:: TASK DETAILS ::
An exact copy of the entries is needed, with every picture left out.

STORED DATA Start Marker

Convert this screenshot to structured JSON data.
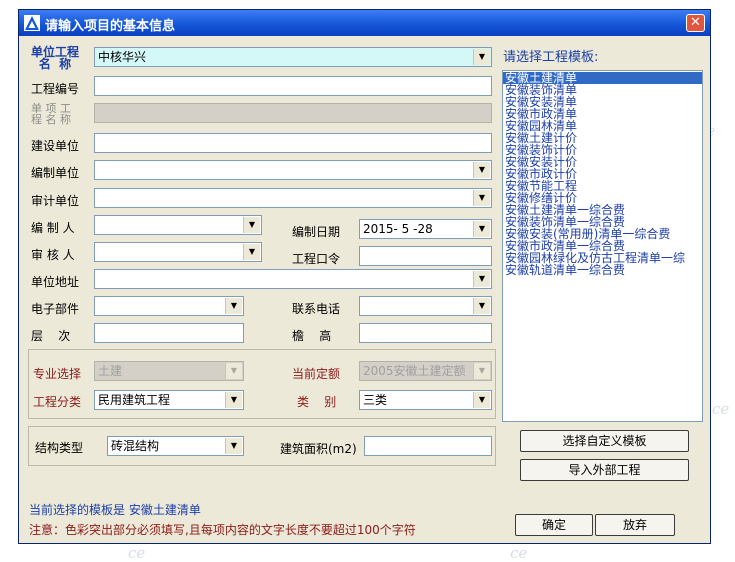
{
  "watermark": "ce",
  "window": {
    "title": "请输入项目的基本信息",
    "close_glyph": "✕"
  },
  "form": {
    "unit_project_label": "单位工程\n名  称",
    "unit_project_value": "中核华兴",
    "project_no_label": "工程编号",
    "sub_project_label": "单 项 工\n程 名 称",
    "builder_label": "建设单位",
    "compiler_unit_label": "编制单位",
    "auditor_unit_label": "审计单位",
    "compiler_label": "编 制 人",
    "reviewer_label": "审 核 人",
    "compile_date_label": "编制日期",
    "compile_date_value": "2015- 5 -28",
    "password_label": "工程口令",
    "address_label": "单位地址",
    "email_label": "电子部件",
    "phone_label": "联系电话",
    "floors_label": "层    次",
    "eave_label": "檐    高"
  },
  "specialty": {
    "major_label": "专业选择",
    "major_value": "土建",
    "quota_label": "当前定额",
    "quota_value": "2005安徽土建定额",
    "category_label": "工程分类",
    "category_value": "民用建筑工程",
    "type_label": "类    别",
    "type_value": "三类"
  },
  "structure": {
    "type_label": "结构类型",
    "type_value": "砖混结构",
    "area_label": "建筑面积(m2)"
  },
  "template": {
    "heading": "请选择工程模板:",
    "items": [
      "安徽土建清单",
      "安徽装饰清单",
      "安徽安装清单",
      "安徽市政清单",
      "安徽园林清单",
      "安徽土建计价",
      "安徽装饰计价",
      "安徽安装计价",
      "安徽市政计价",
      "安徽节能工程",
      "安徽修缮计价",
      "安徽土建清单一综合费",
      "安徽装饰清单一综合费",
      "安徽安装(常用册)清单一综合费",
      "安徽市政清单一综合费",
      "安徽园林绿化及仿古工程清单一综",
      "安徽轨道清单一综合费"
    ]
  },
  "buttons": {
    "custom_template": "选择自定义模板",
    "import_external": "导入外部工程",
    "ok": "确定",
    "cancel": "放弃"
  },
  "footer": {
    "current_template": "当前选择的模板是 安徽土建清单",
    "note": "注意：色彩突出部分必须填写,且每项内容的文字长度不要超过100个字符"
  },
  "icons": {
    "app": "app-logo-icon",
    "dropdown": "dropdown-arrow-icon",
    "close": "close-icon"
  }
}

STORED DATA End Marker

:: SOLUTION TO THIS TASK ::
Convert this screenshot to structured JSON data.
{
  "watermark": "ce",
  "window": {
    "title": "请输入项目的基本信息",
    "close_glyph": "✕"
  },
  "form": {
    "unit_project_label": "单位工程\n名  称",
    "unit_project_value": "中核华兴",
    "project_no_label": "工程编号",
    "sub_project_label": "单 项 工\n程 名 称",
    "builder_label": "建设单位",
    "compiler_unit_label": "编制单位",
    "auditor_unit_label": "审计单位",
    "compiler_label": "编 制 人",
    "reviewer_label": "审 核 人",
    "compile_date_label": "编制日期",
    "compile_date_value": "2015- 5 -28",
    "password_label": "工程口令",
    "address_label": "单位地址",
    "email_label": "电子部件",
    "phone_label": "联系电话",
    "floors_label": "层    次",
    "eave_label": "檐    高"
  },
  "specialty": {
    "major_label": "专业选择",
    "major_value": "土建",
    "quota_label": "当前定额",
    "quota_value": "2005安徽土建定额",
    "category_label": "工程分类",
    "category_value": "民用建筑工程",
    "type_label": "类    别",
    "type_value": "三类"
  },
  "structure": {
    "type_label": "结构类型",
    "type_value": "砖混结构",
    "area_label": "建筑面积(m2)"
  },
  "template": {
    "heading": "请选择工程模板:",
    "items": [
      "安徽土建清单",
      "安徽装饰清单",
      "安徽安装清单",
      "安徽市政清单",
      "安徽园林清单",
      "安徽土建计价",
      "安徽装饰计价",
      "安徽安装计价",
      "安徽市政计价",
      "安徽节能工程",
      "安徽修缮计价",
      "安徽土建清单一综合费",
      "安徽装饰清单一综合费",
      "安徽安装(常用册)清单一综合费",
      "安徽市政清单一综合费",
      "安徽园林绿化及仿古工程清单一综",
      "安徽轨道清单一综合费"
    ]
  },
  "buttons": {
    "custom_template": "选择自定义模板",
    "import_external": "导入外部工程",
    "ok": "确定",
    "cancel": "放弃"
  },
  "footer": {
    "current_template": "当前选择的模板是 安徽土建清单",
    "note": "注意：色彩突出部分必须填写,且每项内容的文字长度不要超过100个字符"
  },
  "icons": {
    "app": "app-logo-icon",
    "dropdown": "dropdown-arrow-icon",
    "close": "close-icon"
  }
}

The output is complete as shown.